Top of Data to process
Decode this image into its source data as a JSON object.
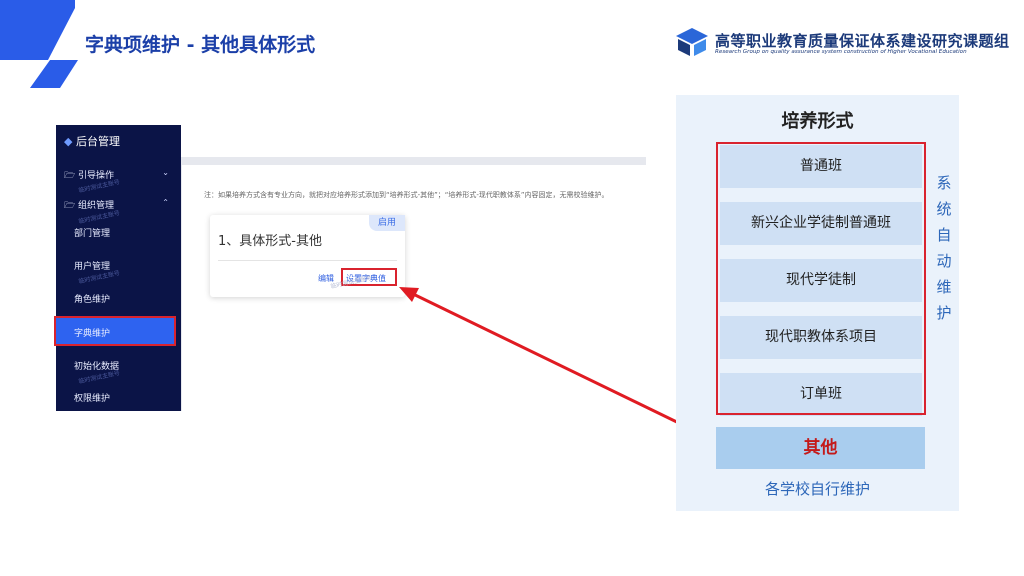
{
  "header": {
    "title": "字典项维护 - 其他具体形式",
    "logo_cn": "高等职业教育质量保证体系建设研究课题组",
    "logo_en": "Research Group on quality assurance system construction of Higher Vocational Education"
  },
  "sidebar": {
    "title": "后台管理",
    "items": [
      {
        "label": "引导操作",
        "icon": "folder-icon",
        "caret": "⌄"
      },
      {
        "label": "组织管理",
        "icon": "folder-icon",
        "caret": "⌃"
      },
      {
        "label": "部门管理"
      },
      {
        "label": "用户管理"
      },
      {
        "label": "角色维护"
      },
      {
        "label": "字典维护"
      },
      {
        "label": "初始化数据"
      },
      {
        "label": "权限维护"
      }
    ],
    "watermark": "临时测试主账号"
  },
  "content": {
    "note": "注：如果培养方式含有专业方向，就把对应培养形式添加到“培养形式-其他”；“培养形式-现代职教体系”内容固定，无需校验维护。",
    "card": {
      "title": "1、具体形式-其他",
      "badge": "启用",
      "edit_link": "编辑",
      "set_link": "设置字典值"
    }
  },
  "right_panel": {
    "title": "培养形式",
    "items": [
      "普通班",
      "新兴企业学徒制普通班",
      "现代学徒制",
      "现代职教体系项目",
      "订单班"
    ],
    "vertical_label": [
      "系",
      "统",
      "自",
      "动",
      "维",
      "护"
    ],
    "other": "其他",
    "bottom": "各学校自行维护"
  },
  "colors": {
    "accent": "#1b3fa8",
    "sidebar_bg": "#0b1447",
    "active": "#2e63f0",
    "highlight": "#d9232e"
  }
}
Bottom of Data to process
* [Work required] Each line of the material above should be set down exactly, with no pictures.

* [Exercise answer]
Decode this image into its source data as a JSON object.
{
  "header": {
    "title": "字典项维护 - 其他具体形式",
    "logo_cn": "高等职业教育质量保证体系建设研究课题组",
    "logo_en": "Research Group on quality assurance system construction of Higher Vocational Education"
  },
  "sidebar": {
    "title": "后台管理",
    "items": [
      {
        "label": "引导操作",
        "icon": "folder-icon",
        "caret": "⌄"
      },
      {
        "label": "组织管理",
        "icon": "folder-icon",
        "caret": "⌃"
      },
      {
        "label": "部门管理"
      },
      {
        "label": "用户管理"
      },
      {
        "label": "角色维护"
      },
      {
        "label": "字典维护"
      },
      {
        "label": "初始化数据"
      },
      {
        "label": "权限维护"
      }
    ],
    "watermark": "临时测试主账号"
  },
  "content": {
    "note": "注：如果培养方式含有专业方向，就把对应培养形式添加到“培养形式-其他”；“培养形式-现代职教体系”内容固定，无需校验维护。",
    "card": {
      "title": "1、具体形式-其他",
      "badge": "启用",
      "edit_link": "编辑",
      "set_link": "设置字典值"
    }
  },
  "right_panel": {
    "title": "培养形式",
    "items": [
      "普通班",
      "新兴企业学徒制普通班",
      "现代学徒制",
      "现代职教体系项目",
      "订单班"
    ],
    "vertical_label": [
      "系",
      "统",
      "自",
      "动",
      "维",
      "护"
    ],
    "other": "其他",
    "bottom": "各学校自行维护"
  },
  "colors": {
    "accent": "#1b3fa8",
    "sidebar_bg": "#0b1447",
    "active": "#2e63f0",
    "highlight": "#d9232e"
  }
}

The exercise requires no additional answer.